Dan has not only provided the means for his only child to succeed but has also made the effort and taken the time to physically be there during his son's development. A Vice-President of Agricultural Loans at West Coast Bank, the elder Lowrie has even shortened his regular work week to four days, primarily to get a chance to watch most of Jed's games. When the Cardinal plays in the Bay Area, that means Dan and his wife, Miriam, normally rent a car and drive 11 hours each way for a three-game series.
Jed has some good stories about his father's legendary driving prowess, like the one when Dan drove 15 straight hours working on mostly coffee and water in a far-flung attempt to get Jed from a Legion baseball tournament in Wyoming back to Oregon for a summer basketball camp, or last June when he ventured out on the roads for a trek nearly halfway across the country to Omaha for the College World Series.
'My dad is a machine when it comes to driving,' laughed Lowrie, who claims that his parents made it to the Bay Area for all but two of his home series last season and are planning to be here again this weekend to watch their son make his projected debut as the team's starting shortstop after the graduation of 2003 starter Tobin Swope.
A natural shortstop with a tremendous throwing arm, the humble-natured Lowrie is confident that his move back to shortstop will be a smooth one.
'I played shortstop for most of my career before last season, so although I haven't played a game there in college yet, I think it will be a pretty quick adjustment,' reasoned Lowrie. 'Moving to second base last year was more of an adjustment.'
His main adjustment this season may come when he steps to the plate.
'Last year I was more of an average type of hitter, but I've gotten a little bit stronger and hopefully that will add more power to my offensive game,' said Lowrie, who has put on about 10 pounds after lifting weights six days a week late last summer following the conclusion of his summer baseball season in Alaska. 'I was able to hit with more power this past fall, and now I just need to carry that over to the season. Mentally, my approach is a bit different. I'm going to take a little more aggressive swings when I'm ahead in the count.'

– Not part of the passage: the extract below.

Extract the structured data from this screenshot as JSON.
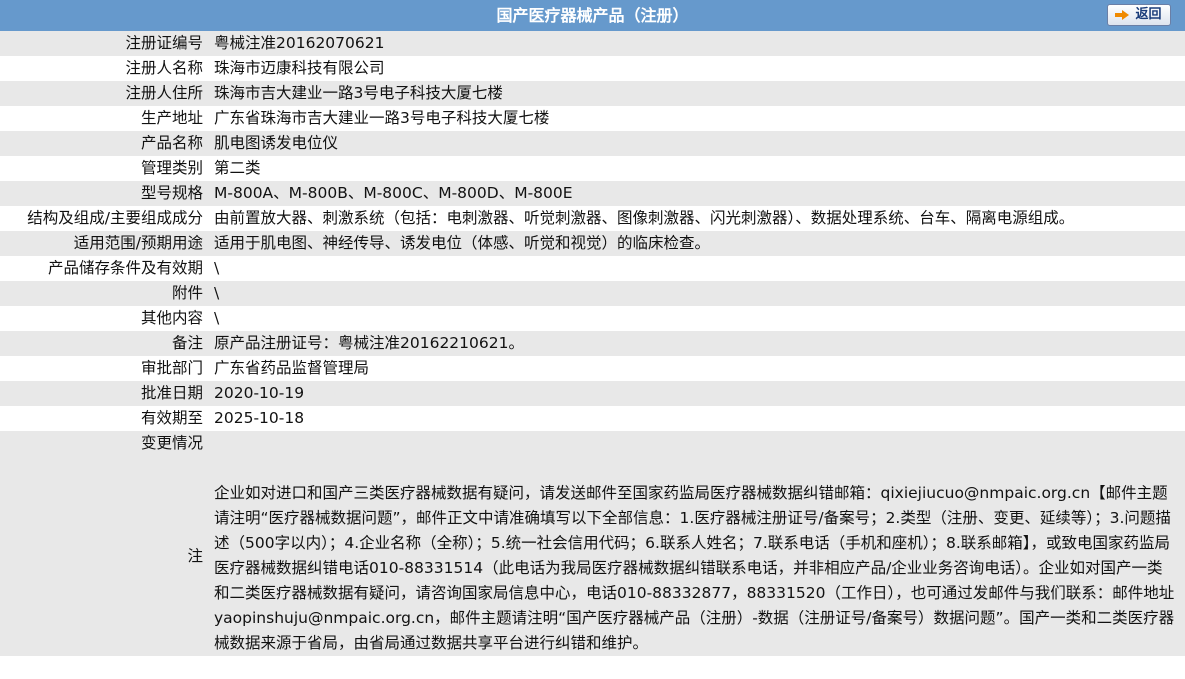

Which is right where his foundation for the future put him.
by Kyle McRae